You’ll notice that for this post, I’ve chosen not to allow commentary, and that’s for a very good and specific reason: I want you all (artists, fans, incendiaries, and advocates) to participate and chime in on Twitter at 9pm on April 10th, 2016. You can follow me there at @katiekellert and follow @musochat and the #musochat hashtag to keep up with the conversation generally. If you can’t participate at that specific time, do so later in the week– I’d love to hear your opinions whenever you want to chime in.

 

The Return of the Artist As An Older (Wiser?) Woman

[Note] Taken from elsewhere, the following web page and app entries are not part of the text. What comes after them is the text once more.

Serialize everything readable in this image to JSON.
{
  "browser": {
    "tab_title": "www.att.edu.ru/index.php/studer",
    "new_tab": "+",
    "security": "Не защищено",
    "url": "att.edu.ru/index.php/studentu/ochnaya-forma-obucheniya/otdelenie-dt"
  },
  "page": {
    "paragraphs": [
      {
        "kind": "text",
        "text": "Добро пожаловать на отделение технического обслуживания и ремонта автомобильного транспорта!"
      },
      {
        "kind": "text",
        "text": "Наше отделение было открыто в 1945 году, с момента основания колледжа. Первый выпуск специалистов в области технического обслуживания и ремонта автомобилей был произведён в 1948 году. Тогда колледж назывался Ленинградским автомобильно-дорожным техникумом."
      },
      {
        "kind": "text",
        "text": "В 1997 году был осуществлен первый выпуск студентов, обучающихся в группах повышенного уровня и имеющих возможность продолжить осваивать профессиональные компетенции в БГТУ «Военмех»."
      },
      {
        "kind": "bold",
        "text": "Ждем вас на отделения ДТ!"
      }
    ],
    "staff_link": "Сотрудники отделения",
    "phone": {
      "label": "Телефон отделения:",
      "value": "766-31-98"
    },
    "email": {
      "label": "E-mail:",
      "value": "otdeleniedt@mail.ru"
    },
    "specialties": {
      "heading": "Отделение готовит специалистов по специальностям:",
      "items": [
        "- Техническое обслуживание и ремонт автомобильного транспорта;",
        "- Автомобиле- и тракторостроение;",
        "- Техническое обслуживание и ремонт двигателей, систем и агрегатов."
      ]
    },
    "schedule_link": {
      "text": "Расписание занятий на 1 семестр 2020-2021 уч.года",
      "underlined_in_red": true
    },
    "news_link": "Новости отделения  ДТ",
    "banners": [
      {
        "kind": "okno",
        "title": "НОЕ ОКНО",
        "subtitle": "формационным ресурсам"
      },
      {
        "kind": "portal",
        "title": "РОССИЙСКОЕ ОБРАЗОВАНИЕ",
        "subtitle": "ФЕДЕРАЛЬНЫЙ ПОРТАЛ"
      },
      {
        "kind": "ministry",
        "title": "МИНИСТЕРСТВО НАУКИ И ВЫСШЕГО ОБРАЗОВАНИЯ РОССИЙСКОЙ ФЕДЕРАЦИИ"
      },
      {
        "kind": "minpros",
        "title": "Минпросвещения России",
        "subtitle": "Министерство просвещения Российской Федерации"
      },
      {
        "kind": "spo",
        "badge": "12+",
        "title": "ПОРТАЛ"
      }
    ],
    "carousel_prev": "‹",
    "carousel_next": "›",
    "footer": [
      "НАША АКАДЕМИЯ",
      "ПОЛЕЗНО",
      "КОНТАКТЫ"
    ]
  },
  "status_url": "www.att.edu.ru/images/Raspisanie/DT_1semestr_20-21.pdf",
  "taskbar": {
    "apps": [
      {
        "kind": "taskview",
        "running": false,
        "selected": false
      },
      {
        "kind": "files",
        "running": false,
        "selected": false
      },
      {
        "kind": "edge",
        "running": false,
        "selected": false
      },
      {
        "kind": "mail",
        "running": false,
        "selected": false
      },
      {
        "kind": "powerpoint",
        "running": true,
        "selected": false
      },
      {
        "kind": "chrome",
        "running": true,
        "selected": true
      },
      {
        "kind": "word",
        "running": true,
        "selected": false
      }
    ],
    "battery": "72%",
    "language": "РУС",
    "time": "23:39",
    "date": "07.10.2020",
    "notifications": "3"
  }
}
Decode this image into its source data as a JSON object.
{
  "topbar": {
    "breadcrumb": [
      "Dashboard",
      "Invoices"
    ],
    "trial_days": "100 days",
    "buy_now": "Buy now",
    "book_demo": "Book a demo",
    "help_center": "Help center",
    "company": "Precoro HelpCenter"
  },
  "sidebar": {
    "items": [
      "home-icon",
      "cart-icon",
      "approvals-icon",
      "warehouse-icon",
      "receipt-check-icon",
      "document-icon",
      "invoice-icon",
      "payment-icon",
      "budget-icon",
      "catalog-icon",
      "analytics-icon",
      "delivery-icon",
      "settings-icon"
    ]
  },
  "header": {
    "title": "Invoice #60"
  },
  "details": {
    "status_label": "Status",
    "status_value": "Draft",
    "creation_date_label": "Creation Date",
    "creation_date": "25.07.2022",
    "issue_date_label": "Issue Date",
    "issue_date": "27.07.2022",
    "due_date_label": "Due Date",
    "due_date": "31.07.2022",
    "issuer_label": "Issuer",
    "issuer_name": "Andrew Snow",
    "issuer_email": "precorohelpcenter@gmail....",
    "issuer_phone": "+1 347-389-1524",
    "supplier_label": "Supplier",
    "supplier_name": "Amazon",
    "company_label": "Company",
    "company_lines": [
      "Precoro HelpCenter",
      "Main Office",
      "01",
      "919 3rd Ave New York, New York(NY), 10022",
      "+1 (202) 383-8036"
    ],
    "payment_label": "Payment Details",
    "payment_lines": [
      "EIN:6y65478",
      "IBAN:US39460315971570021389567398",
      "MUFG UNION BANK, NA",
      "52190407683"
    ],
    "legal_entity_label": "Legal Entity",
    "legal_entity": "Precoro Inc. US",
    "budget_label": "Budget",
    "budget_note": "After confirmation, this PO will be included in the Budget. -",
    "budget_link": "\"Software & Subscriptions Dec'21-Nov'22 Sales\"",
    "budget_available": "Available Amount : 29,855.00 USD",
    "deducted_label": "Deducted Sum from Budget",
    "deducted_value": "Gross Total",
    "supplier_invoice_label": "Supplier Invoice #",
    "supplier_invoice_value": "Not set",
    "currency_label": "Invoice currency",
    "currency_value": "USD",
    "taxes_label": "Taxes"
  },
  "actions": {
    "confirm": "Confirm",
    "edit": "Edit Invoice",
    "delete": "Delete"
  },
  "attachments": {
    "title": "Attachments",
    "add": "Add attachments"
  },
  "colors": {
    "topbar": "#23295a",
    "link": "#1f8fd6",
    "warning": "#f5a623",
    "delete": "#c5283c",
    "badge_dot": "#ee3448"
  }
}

pixieFor almost ten years, beginning immediately following college, I dabbled in, created a work space for, talked about, and actively participated in the rise of blogging, alongside and becoming friends and colleagues with some of the most famous (and infamous) writers of that period. Where and when aren’t important anymore (no, really), because honestly my contribution was mostly babbling and inside jokes with other bloggers, and what I created wasn’t of much more lasting importance than most youthful word salad, mostly because I didn’t really know what to say or my opinions were green and youthful and (mostly) lacking in depth. Inexplicably, or perhaps explicably, I just stopped one day, and didn’t really look back, without having created the word archive I had the potential to marshal into being.

What I did create, however, was a pretty amazing lasting network of friends offline and in other networks that have contributed to some of the most important events in my life either by their presence, commentary, or support, and that’s what I’ve found to be most important about sharing words in an open space like this: the creation of community, discussion, and thought that lives outside of where those words reside.

I think now I’m ready to step back in and claim my space here, because I DO have things to say, and I’m ready to step up, face forward, and claim my words as my own. I hope you’ll join me in the discussion.